Saudi Arabia Scraps $3 Billion Funding to Lebanon for Armsby and
Also axed is $1 billion destined for Lebanese police force
Decision seen linked to Hezbollah's support for Syria's Assad
Saudi Arabia scrapped $3 billion in pledged military aid to Lebanon, blaming the prominent role in national affairs of the Hezbollah group backed by chief Saudi rival Iran.
The decision to abandon funding offered in 2013 was taken to protest Lebanon’s failure to condemn an attack on the Saudi embassy in Iran “as the so-called Hezbollah confiscates the will of the state,” the official Saudi Press Agency reported on Friday. Hezbollah’s criticism of Saudi Arabia, and its “terror against the Arab and Muslim community,” had led Riyadh to reevaluate its ties to Lebanon, the agency said. Another $1 billion in assistance to the Lebanese police force was also axed.
The Saudi assistance was destined to buy French weapons for the Lebanese army as part of the government’s long-term plan to modernize its forces. Lebanon has received the first batch of arms, which included armored vehicles, attack helicopters, and artillery. Nexter Systems SA and Eurocopter were among the companies likely to benefit from the deal.
Saudi Arabia is unable to ensure the French weapons won’t fall into the hands of Hezbollah, whose fighters are supporting President Bashar al-Assad’s government in Syria’s war, said Sami Nader, head of the Beirut-based Levant Institute for Strategic Affairs. Saudi Arabia backs opposition forces in the conflict.
“Since Hezbollah, their staunch enemy, has the upper-hand in Lebanon’s decision-making system, the Saudis are not sure where the money is going and who will be controlling it," Nader said.
The pledge three years ago was seen as part of a more assertive Saudi foreign policy to buy regional influence and counter Iranian power. The Arab world’s largest economy also stepped up assistance Egyptian authorities who overthrew President Mohamed Mursi and mainly Sunni rebels battling Assad.
Local media reports have criticized the slow implementation of the deal to bolster an army facing a growing threat of attack as the Syria war spills across its borders. Lebanon has witnessed car bombings and clashes that pitted the army against Islamic State and al-Qaeda-linked Nusra Front militants.
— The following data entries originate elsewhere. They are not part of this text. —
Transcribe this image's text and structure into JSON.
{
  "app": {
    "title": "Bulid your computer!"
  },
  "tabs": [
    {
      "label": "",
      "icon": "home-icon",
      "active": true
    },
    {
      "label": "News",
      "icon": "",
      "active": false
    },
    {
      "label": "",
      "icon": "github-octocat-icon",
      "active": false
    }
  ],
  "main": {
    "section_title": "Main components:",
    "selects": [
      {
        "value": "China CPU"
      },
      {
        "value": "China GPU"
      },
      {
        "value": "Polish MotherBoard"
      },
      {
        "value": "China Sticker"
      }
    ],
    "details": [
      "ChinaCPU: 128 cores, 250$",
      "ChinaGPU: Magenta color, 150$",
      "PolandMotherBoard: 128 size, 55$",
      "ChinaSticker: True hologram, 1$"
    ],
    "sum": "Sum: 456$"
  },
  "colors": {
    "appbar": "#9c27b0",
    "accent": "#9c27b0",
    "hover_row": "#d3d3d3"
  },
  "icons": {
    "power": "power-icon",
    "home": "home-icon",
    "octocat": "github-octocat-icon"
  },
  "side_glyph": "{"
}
Assem Araji, a Lebanese lawmaker who’s a member of the pro-Saudi Future Movement, said scrapping of the aid followed a barrage of verbal attacks by Hezbollah and its leader Hassan Nasrallah on Gulf countries, specifically Saudi Arabia.
“The Hezbollah leadership is the reason why this happened,” he said by phone, adding that he feared further retaliation could involve the more than half a million Lebanese who work in the Gulf and whose remittances help shore up the economy.
Nasrallah has upped his attacks against Saudi Arabia since the kingdom began its war against Shiite Houthi rebels in Yemen almost a year ago, accusing it of creating Islamic State and prolonging conflicts in the region.
The United Arab Emirates backed Saudi Arabia’s decision on the grounds that Lebanon’s interests have been “hijacked” by Hezbollah, the state-run WAM news agency reported.
In a statement, Hezbollah said the Saudi decision was linked to a financial crisis brought on by the fall in oil prices and the kingdom’s war in Yemen. Blaming Hezbollah “won’t deceive anyone,” it said.